Task prompt
Take the entries that follow and write them out again, word for word.

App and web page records

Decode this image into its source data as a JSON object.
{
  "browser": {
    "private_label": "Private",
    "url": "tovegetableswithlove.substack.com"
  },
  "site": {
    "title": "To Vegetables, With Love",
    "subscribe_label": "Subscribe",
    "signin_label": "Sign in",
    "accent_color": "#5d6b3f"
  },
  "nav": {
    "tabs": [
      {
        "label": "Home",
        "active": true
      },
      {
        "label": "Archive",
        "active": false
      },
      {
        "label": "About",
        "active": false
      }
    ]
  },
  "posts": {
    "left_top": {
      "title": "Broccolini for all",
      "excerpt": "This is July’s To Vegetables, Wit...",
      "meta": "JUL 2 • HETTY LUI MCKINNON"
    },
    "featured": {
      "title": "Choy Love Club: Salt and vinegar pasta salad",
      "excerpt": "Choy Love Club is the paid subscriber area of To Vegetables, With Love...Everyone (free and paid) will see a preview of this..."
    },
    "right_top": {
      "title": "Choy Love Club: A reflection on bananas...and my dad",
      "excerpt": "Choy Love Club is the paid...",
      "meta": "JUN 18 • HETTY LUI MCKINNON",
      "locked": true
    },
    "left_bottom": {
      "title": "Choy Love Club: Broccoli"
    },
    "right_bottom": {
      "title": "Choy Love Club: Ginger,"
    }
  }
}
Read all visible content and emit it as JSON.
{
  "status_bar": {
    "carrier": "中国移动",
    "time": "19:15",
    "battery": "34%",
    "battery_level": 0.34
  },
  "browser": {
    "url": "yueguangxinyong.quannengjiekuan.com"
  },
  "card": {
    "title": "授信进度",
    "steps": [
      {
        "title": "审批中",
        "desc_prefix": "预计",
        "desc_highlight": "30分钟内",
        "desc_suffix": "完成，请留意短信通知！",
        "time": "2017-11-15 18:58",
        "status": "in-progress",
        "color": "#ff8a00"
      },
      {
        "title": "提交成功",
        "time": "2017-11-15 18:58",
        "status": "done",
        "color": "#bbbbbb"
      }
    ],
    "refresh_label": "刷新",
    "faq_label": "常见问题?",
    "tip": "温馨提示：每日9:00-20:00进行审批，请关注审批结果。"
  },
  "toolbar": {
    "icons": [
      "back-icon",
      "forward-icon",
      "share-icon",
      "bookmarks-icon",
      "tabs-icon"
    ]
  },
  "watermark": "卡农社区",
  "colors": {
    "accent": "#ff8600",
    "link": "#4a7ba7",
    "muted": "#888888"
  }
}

Task solution
Decode this image into its source data as a JSON object.
{
  "browser": {
    "private_label": "Private",
    "url": "tovegetableswithlove.substack.com"
  },
  "site": {
    "title": "To Vegetables, With Love",
    "subscribe_label": "Subscribe",
    "signin_label": "Sign in",
    "accent_color": "#5d6b3f"
  },
  "nav": {
    "tabs": [
      {
        "label": "Home",
        "active": true
      },
      {
        "label": "Archive",
        "active": false
      },
      {
        "label": "About",
        "active": false
      }
    ]
  },
  "posts": {
    "left_top": {
      "title": "Broccolini for all",
      "excerpt": "This is July’s To Vegetables, Wit...",
      "meta": "JUL 2 • HETTY LUI MCKINNON"
    },
    "featured": {
      "title": "Choy Love Club: Salt and vinegar pasta salad",
      "excerpt": "Choy Love Club is the paid subscriber area of To Vegetables, With Love...Everyone (free and paid) will see a preview of this..."
    },
    "right_top": {
      "title": "Choy Love Club: A reflection on bananas...and my dad",
      "excerpt": "Choy Love Club is the paid...",
      "meta": "JUN 18 • HETTY LUI MCKINNON",
      "locked": true
    },
    "left_bottom": {
      "title": "Choy Love Club: Broccoli"
    },
    "right_bottom": {
      "title": "Choy Love Club: Ginger,"
    }
  }
}
Read all visible content and emit it as JSON.
{
  "status_bar": {
    "carrier": "中国移动",
    "time": "19:15",
    "battery": "34%",
    "battery_level": 0.34
  },
  "browser": {
    "url": "yueguangxinyong.quannengjiekuan.com"
  },
  "card": {
    "title": "授信进度",
    "steps": [
      {
        "title": "审批中",
        "desc_prefix": "预计",
        "desc_highlight": "30分钟内",
        "desc_suffix": "完成，请留意短信通知！",
        "time": "2017-11-15 18:58",
        "status": "in-progress",
        "color": "#ff8a00"
      },
      {
        "title": "提交成功",
        "time": "2017-11-15 18:58",
        "status": "done",
        "color": "#bbbbbb"
      }
    ],
    "refresh_label": "刷新",
    "faq_label": "常见问题?",
    "tip": "温馨提示：每日9:00-20:00进行审批，请关注审批结果。"
  },
  "toolbar": {
    "icons": [
      "back-icon",
      "forward-icon",
      "share-icon",
      "bookmarks-icon",
      "tabs-icon"
    ]
  },
  "watermark": "卡农社区",
  "colors": {
    "accent": "#ff8600",
    "link": "#4a7ba7",
    "muted": "#888888"
  }
}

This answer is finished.